_Task details_
Among the lines below, list those containing the string "JSON".

[Provided data Boundary: Start]

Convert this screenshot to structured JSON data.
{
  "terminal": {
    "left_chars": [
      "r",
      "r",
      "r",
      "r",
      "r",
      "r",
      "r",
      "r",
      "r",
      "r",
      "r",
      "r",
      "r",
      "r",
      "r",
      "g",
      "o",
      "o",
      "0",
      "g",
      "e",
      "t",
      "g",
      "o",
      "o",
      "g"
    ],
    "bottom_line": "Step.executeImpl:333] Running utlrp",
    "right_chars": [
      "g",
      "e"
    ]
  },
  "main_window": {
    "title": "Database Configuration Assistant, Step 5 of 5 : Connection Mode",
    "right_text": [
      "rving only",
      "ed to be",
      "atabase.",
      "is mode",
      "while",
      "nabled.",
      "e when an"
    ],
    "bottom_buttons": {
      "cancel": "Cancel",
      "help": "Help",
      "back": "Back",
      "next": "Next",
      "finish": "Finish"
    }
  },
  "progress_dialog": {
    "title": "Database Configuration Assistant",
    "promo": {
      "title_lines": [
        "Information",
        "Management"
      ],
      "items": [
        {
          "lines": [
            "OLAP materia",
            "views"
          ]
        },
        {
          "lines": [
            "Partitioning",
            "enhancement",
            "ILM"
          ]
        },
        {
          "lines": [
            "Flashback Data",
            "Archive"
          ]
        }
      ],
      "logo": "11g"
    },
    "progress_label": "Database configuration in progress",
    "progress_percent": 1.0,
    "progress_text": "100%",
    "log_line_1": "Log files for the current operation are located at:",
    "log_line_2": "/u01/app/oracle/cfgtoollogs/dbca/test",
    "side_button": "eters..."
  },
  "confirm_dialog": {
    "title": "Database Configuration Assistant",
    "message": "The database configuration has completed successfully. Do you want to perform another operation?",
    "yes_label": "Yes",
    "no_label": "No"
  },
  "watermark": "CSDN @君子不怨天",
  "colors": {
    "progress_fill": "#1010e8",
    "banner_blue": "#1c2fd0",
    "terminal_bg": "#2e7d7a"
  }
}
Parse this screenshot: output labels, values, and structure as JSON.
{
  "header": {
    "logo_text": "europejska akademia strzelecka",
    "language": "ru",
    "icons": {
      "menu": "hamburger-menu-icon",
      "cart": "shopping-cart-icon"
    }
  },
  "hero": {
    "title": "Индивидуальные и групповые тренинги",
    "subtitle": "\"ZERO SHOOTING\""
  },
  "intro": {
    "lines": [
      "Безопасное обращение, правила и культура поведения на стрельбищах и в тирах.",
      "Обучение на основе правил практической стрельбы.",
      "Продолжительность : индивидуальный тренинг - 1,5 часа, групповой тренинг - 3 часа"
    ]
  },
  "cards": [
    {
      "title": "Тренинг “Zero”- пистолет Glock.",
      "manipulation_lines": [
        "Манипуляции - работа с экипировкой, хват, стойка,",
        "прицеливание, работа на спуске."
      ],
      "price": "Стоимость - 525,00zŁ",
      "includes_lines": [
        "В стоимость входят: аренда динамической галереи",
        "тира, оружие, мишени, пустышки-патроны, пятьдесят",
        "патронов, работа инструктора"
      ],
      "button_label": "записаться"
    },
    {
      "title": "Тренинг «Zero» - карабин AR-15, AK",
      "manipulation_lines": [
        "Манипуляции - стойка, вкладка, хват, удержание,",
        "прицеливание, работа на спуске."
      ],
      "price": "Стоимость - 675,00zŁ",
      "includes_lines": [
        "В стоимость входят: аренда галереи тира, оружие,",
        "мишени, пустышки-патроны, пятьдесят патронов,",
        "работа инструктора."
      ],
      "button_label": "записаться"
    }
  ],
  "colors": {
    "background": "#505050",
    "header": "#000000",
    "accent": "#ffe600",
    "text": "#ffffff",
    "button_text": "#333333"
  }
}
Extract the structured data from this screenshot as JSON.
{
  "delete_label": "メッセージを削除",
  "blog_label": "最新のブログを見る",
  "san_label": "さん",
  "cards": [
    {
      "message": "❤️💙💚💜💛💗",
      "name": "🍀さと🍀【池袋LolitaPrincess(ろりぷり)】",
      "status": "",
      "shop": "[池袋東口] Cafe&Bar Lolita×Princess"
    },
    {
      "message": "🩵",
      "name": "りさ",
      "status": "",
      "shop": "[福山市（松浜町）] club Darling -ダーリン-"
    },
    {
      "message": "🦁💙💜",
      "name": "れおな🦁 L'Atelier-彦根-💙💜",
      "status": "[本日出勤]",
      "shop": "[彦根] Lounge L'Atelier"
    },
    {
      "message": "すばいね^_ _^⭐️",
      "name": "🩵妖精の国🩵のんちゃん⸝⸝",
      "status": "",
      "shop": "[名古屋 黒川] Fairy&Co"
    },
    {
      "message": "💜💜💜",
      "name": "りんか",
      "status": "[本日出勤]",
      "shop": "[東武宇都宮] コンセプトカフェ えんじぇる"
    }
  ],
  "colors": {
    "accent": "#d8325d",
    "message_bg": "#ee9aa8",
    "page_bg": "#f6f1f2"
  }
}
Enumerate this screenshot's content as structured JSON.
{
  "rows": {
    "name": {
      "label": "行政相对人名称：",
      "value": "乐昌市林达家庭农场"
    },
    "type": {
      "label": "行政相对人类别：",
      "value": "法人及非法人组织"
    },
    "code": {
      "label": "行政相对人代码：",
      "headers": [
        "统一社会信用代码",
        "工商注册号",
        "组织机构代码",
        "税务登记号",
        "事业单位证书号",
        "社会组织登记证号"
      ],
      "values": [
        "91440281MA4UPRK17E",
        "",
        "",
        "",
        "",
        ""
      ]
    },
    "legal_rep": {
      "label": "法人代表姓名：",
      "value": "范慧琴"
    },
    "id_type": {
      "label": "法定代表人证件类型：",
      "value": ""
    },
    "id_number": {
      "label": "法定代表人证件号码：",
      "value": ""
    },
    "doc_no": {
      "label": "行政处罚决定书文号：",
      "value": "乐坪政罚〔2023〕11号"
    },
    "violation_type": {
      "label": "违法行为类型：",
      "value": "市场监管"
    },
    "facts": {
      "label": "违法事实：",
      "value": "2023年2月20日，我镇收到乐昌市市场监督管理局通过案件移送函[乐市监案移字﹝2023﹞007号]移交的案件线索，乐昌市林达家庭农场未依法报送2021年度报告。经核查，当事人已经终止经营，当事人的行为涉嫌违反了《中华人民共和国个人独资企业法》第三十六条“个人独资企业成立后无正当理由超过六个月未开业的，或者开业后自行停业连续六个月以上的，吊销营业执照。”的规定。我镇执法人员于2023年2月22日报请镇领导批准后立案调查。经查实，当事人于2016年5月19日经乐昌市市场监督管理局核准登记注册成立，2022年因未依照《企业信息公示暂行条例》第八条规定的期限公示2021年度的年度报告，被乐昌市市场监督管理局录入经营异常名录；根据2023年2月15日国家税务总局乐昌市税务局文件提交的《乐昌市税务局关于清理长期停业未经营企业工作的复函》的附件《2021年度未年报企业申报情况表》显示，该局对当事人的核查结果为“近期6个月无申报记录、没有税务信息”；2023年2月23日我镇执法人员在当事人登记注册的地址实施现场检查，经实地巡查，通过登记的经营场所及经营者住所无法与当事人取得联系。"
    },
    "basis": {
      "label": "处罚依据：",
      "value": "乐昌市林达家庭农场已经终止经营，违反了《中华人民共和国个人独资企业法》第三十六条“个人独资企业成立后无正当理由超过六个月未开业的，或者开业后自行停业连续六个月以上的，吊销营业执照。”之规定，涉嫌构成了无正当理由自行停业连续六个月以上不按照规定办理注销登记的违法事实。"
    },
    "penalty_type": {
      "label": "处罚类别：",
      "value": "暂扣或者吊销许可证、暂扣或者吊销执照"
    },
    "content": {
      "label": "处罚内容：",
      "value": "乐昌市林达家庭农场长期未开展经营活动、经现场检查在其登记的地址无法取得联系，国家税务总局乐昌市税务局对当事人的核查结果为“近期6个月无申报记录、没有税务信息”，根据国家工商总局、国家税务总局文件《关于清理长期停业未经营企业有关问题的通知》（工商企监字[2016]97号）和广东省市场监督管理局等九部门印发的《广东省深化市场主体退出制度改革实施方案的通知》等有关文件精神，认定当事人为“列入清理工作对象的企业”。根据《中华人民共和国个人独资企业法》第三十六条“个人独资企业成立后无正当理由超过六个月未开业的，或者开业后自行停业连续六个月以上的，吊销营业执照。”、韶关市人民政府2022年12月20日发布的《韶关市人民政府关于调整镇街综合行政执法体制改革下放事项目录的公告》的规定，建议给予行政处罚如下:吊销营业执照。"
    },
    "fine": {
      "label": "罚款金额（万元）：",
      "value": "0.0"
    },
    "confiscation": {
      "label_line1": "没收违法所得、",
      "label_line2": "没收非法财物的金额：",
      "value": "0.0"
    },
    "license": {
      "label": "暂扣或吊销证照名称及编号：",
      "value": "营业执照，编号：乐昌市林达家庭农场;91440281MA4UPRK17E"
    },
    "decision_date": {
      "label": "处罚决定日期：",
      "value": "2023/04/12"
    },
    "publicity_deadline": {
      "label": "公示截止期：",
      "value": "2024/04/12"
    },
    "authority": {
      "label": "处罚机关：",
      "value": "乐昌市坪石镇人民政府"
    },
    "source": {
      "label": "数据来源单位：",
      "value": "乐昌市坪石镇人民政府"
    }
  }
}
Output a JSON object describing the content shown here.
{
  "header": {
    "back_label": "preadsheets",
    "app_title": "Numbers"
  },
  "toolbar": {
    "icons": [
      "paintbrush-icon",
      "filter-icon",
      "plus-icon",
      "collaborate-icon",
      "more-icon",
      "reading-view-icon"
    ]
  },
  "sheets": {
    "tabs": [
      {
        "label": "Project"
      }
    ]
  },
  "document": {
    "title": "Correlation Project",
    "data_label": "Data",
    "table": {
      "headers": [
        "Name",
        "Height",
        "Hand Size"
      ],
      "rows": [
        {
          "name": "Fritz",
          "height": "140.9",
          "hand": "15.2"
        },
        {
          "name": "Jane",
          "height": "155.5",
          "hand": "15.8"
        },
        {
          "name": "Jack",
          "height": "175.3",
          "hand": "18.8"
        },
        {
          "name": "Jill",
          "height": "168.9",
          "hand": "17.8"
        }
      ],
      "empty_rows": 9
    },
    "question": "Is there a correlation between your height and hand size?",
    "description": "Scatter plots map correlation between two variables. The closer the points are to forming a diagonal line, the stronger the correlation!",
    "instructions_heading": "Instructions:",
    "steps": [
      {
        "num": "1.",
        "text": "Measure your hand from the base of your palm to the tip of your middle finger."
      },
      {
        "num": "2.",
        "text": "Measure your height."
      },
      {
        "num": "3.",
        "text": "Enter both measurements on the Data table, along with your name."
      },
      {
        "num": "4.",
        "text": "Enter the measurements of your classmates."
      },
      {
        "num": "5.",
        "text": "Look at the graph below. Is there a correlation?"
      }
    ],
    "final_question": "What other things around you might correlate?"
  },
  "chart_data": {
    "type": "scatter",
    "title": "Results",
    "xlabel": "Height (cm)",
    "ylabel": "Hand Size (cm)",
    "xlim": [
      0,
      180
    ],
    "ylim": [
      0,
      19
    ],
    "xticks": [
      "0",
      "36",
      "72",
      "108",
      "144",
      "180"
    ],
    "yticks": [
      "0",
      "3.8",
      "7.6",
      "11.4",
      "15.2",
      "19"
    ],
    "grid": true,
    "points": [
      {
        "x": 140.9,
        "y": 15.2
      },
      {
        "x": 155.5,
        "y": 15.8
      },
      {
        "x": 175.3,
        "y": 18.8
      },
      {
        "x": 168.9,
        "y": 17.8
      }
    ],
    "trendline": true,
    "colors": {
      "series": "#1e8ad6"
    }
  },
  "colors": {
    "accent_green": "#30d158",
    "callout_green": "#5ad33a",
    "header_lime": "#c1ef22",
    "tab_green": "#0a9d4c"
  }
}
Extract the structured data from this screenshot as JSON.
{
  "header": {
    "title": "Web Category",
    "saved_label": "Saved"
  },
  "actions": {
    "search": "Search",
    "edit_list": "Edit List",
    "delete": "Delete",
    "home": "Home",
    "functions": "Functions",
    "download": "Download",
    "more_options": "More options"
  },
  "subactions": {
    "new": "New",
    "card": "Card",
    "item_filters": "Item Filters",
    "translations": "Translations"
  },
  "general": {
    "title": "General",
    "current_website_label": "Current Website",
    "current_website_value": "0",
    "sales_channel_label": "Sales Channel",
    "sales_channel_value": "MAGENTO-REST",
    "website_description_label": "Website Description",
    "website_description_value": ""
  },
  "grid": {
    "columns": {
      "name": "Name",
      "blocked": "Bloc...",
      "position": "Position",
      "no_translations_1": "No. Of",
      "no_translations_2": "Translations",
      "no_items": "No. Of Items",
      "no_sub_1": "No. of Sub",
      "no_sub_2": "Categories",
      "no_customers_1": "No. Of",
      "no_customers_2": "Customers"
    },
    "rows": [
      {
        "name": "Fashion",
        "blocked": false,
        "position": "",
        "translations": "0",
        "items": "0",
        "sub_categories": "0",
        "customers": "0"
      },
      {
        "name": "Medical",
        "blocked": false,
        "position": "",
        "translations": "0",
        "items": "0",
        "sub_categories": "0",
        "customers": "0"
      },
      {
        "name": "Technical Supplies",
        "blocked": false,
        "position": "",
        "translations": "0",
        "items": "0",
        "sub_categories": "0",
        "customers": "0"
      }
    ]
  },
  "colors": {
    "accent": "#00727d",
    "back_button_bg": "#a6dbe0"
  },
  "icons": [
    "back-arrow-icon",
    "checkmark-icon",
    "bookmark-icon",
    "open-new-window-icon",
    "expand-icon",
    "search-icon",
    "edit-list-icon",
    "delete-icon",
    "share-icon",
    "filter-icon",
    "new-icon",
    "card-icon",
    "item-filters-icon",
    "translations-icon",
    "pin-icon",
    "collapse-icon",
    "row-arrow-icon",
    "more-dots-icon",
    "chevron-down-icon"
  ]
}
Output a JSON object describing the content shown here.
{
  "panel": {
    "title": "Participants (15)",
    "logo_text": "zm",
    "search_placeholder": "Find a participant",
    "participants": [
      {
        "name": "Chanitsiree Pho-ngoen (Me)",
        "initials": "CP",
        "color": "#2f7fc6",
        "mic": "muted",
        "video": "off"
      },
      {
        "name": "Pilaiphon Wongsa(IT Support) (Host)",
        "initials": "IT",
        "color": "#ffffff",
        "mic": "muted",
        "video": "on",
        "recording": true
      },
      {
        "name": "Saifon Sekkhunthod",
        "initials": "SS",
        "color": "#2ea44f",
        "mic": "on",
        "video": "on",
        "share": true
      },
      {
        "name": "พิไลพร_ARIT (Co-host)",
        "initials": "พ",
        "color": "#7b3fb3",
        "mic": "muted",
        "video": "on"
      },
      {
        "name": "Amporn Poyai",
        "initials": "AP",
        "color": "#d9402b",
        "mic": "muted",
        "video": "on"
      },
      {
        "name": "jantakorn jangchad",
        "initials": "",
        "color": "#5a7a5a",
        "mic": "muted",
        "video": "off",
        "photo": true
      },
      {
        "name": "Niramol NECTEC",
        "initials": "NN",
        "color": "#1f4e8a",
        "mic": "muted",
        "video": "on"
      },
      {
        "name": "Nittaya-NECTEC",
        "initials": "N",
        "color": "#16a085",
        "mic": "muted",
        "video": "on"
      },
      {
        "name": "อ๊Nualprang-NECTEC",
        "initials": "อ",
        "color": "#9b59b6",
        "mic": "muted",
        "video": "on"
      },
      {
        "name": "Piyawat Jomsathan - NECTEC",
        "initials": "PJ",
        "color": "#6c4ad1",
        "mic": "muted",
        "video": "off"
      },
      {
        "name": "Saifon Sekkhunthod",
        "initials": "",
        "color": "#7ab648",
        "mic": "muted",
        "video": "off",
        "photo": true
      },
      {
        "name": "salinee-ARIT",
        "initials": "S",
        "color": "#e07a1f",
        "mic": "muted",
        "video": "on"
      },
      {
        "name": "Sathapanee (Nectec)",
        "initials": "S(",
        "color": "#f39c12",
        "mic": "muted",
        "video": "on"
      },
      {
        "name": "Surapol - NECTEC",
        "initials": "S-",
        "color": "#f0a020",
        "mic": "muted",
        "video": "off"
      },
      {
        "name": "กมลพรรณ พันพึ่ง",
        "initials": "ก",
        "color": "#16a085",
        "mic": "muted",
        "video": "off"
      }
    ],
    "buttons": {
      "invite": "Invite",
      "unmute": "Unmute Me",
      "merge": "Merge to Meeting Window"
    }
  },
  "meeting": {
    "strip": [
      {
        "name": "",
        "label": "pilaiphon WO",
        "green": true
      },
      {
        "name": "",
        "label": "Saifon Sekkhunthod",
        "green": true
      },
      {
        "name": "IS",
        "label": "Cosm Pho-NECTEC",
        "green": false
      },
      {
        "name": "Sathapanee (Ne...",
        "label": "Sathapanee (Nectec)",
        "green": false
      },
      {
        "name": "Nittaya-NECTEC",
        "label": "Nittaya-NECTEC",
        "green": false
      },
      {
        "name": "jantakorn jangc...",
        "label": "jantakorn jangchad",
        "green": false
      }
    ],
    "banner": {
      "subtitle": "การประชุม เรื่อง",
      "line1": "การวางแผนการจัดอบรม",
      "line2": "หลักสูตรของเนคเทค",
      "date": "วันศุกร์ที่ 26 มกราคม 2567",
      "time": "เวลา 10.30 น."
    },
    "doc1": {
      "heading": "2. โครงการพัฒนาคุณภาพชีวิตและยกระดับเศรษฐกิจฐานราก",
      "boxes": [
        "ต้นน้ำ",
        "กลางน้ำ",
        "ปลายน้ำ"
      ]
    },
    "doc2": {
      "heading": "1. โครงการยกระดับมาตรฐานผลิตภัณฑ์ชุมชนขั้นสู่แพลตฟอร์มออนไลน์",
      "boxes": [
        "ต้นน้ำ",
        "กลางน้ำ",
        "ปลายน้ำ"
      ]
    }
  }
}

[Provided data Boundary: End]

_Exercise output_
Convert this screenshot to structured JSON data.
Parse this screenshot: output labels, values, and structure as JSON.
Extract the structured data from this screenshot as JSON.
Enumerate this screenshot's content as structured JSON.
Output a JSON object describing the content shown here.
Extract the structured data from this screenshot as JSON.
Output a JSON object describing the content shown here.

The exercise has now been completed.